The Fenway Alliance is inviting Boston residents to participate in the city's biggest single day of free arts, cultural, and educational events. The special festival will feature over sixty different activities, performances, tours, music shows, and games (did I mention for free??) Festivities will begin on the Mass Ave side of the Christian Science Plaza at the intersection of Huntington and Mass Ave with a kids parade (featuring a brass band), many performances, and...FREE CUPCAKES!! Also, as an added plus the event includes free admission into several Fenway museums (think: Museum of Fine Arts, Isabella Stuart Gardner Museum and the Mary Baker Eddy Library Mapparium)


Find more fun things to do this weekend in Boston here and on our facebok page

Krazy for KitKats

Global Immersions Recruiting - Tuesday, September 27, 2016


I'm assuming you're familiar with the KitKat -- the milk chocolate and wafer bar you can find in just about every supermarket, gas station, and convenience store in the country. KitKat is definitely a popular chocolate in the U.S. but did you know that it is HUGE is Japan?? I had no idea until I read this article from CNN. The article is about the KitKat craze and why this chocolate is so popular in the country (it's a really interesting article so you should read it) We were so intrigued that we asked our Japanese culture consultant to give us some insight into this aspect of Japanese life.

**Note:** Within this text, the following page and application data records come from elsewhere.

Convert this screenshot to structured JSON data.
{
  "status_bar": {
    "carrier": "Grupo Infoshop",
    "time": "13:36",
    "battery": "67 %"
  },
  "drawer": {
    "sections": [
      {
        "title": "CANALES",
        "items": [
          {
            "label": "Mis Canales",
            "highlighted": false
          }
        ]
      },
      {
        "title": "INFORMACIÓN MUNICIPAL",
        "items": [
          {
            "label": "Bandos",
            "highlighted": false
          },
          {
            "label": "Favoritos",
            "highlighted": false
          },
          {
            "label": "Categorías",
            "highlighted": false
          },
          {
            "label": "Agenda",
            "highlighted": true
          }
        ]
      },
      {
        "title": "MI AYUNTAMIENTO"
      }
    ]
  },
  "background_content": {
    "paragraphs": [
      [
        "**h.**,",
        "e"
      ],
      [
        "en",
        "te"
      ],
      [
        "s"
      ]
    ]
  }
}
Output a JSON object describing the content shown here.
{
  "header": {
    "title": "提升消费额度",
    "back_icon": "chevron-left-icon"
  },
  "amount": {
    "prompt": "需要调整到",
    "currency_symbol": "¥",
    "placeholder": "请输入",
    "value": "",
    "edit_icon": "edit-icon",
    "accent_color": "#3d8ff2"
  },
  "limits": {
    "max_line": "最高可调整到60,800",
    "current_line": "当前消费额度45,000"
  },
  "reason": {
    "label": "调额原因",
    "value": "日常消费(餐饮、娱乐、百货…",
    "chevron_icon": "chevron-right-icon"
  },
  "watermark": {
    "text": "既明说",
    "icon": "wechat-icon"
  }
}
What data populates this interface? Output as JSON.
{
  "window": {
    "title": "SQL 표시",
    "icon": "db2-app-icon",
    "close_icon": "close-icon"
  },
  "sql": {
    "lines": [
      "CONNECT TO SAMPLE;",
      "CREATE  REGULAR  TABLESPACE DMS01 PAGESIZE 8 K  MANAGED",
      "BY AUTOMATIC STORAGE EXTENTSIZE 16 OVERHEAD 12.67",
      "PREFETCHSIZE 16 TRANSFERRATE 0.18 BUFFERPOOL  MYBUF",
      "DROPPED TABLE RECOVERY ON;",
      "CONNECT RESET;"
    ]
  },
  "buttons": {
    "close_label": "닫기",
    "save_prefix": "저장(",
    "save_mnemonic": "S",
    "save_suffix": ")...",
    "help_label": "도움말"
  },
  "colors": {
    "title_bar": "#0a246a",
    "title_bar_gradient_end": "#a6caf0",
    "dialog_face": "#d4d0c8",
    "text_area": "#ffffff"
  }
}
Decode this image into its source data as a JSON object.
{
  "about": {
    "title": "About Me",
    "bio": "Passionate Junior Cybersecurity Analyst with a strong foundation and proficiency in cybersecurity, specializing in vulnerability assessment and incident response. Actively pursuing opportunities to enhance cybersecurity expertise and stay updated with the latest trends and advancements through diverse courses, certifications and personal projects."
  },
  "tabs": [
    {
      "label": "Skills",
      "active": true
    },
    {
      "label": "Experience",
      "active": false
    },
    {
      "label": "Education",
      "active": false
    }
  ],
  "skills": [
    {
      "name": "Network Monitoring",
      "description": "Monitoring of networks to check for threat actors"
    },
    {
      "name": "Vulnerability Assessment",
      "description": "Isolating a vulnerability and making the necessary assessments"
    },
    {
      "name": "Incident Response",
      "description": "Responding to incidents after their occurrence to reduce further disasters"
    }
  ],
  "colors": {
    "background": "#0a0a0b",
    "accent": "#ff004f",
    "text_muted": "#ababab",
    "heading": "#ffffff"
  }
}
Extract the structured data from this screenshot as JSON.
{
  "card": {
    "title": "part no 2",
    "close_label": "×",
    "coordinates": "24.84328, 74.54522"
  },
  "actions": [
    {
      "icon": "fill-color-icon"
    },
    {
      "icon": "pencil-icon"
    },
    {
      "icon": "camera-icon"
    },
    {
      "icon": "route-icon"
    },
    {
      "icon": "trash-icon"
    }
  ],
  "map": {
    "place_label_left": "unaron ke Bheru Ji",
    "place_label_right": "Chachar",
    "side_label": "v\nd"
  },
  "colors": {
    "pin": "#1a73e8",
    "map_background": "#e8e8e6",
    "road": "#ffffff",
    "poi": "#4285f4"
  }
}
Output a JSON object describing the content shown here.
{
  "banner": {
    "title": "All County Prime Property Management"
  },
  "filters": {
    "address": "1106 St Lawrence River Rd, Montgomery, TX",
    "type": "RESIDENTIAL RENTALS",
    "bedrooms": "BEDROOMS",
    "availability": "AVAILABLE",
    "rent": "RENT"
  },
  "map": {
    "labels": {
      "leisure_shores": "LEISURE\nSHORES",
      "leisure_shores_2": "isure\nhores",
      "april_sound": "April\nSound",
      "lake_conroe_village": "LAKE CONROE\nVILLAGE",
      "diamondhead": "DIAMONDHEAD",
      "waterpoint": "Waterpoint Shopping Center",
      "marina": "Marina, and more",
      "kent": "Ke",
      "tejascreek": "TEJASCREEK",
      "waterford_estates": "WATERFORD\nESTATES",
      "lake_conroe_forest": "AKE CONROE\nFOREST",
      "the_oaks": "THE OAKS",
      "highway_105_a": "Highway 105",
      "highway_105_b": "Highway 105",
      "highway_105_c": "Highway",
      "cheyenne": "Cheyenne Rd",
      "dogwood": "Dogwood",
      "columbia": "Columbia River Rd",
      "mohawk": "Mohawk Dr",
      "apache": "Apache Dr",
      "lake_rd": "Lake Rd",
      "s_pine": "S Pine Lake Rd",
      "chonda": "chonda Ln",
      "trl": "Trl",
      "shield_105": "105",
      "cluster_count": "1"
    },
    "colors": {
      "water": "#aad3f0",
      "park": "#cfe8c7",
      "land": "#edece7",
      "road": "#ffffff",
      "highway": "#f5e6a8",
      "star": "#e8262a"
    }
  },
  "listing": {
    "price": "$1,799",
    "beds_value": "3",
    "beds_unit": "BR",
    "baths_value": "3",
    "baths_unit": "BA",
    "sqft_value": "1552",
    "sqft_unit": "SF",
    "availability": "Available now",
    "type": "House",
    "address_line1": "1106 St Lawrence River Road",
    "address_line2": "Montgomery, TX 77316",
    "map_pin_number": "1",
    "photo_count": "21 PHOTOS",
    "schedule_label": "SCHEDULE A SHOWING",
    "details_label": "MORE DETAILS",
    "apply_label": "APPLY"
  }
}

To understand the KitKat craze in Japan it is important to understand the involvement of lucky charms in the culture. Belief in good luck charms and trinkets is strong in Japanese society. Japanese often keep a lucky charm, such as a coin, on their person during exams or important events so that they may have good fortune. KitKats became so popular because they are given as good luck charms. Why? Sort of by an unintentional coincidence. The candy's name sounds very similar to the Japanese phrase "kitto katsato", meaning "to surely win". Japanese students will receive KitKats from their parents or friends before exams as a way of saying good luck. Just how popular are KitKats?? In Japan they are sold in over 300 flavors - though not the kinds of flavors you would find in the U.S. Some notable KitKats include pumpkin pudding, green tea, shinshu apple, adzuki bean sandwhich. matcha, wasabi, purple sweet potatoes, cherry blossom, and sake (and to think I thought the white chocolate kind was adventurous). The reason for so many flavors is because of the large amount of competition within the Japanese candy business. Over 2,000 new confectionery products are released in the country each year, so KitKat must create new flavors to keep up. Colors also play a role in the creation of new flavors, as Japanese tend to prefer bright hues to ordinary ones. The different colored KitKats are more attractive to Japanese consumers than standard chocolates. KitKat in Japan goes beyond your standard chocolate bar, with products like KitKat pizza and "baking bars" designed to be cooked before eating. Since 2012m KitKat has begun to overtake major candy companies like Meji. 

KitKats are produced and displayed in Japan the way you might imagine gourmet chocolate is made here. In Japan, KitKats are sold in large stores, the way Lindt or Godiva chocolate is sold in the United States. However, despite their "gourmet" preparation, KitKats are still not viewed to be as fancy or classy like gourmet chocolate brands in America would be. For example, while it may be culturally appropriate in the U.S. to give a box of Godiva chocolates as say a housewarming gift or as an end of the year thank you to a professor, it would not be appropriate in Japan to give a KitKat as a gift in these same situations. So give a KitKat to your Japanese students before their test, but don't expect any from their parents if they come to visit. 


Did this post give you a KitKat craving?? Lucy for you, you don't have to go all the way to Japan for Matcha flavored KitKats. You can find them at most H Marts or Asian grocery stores.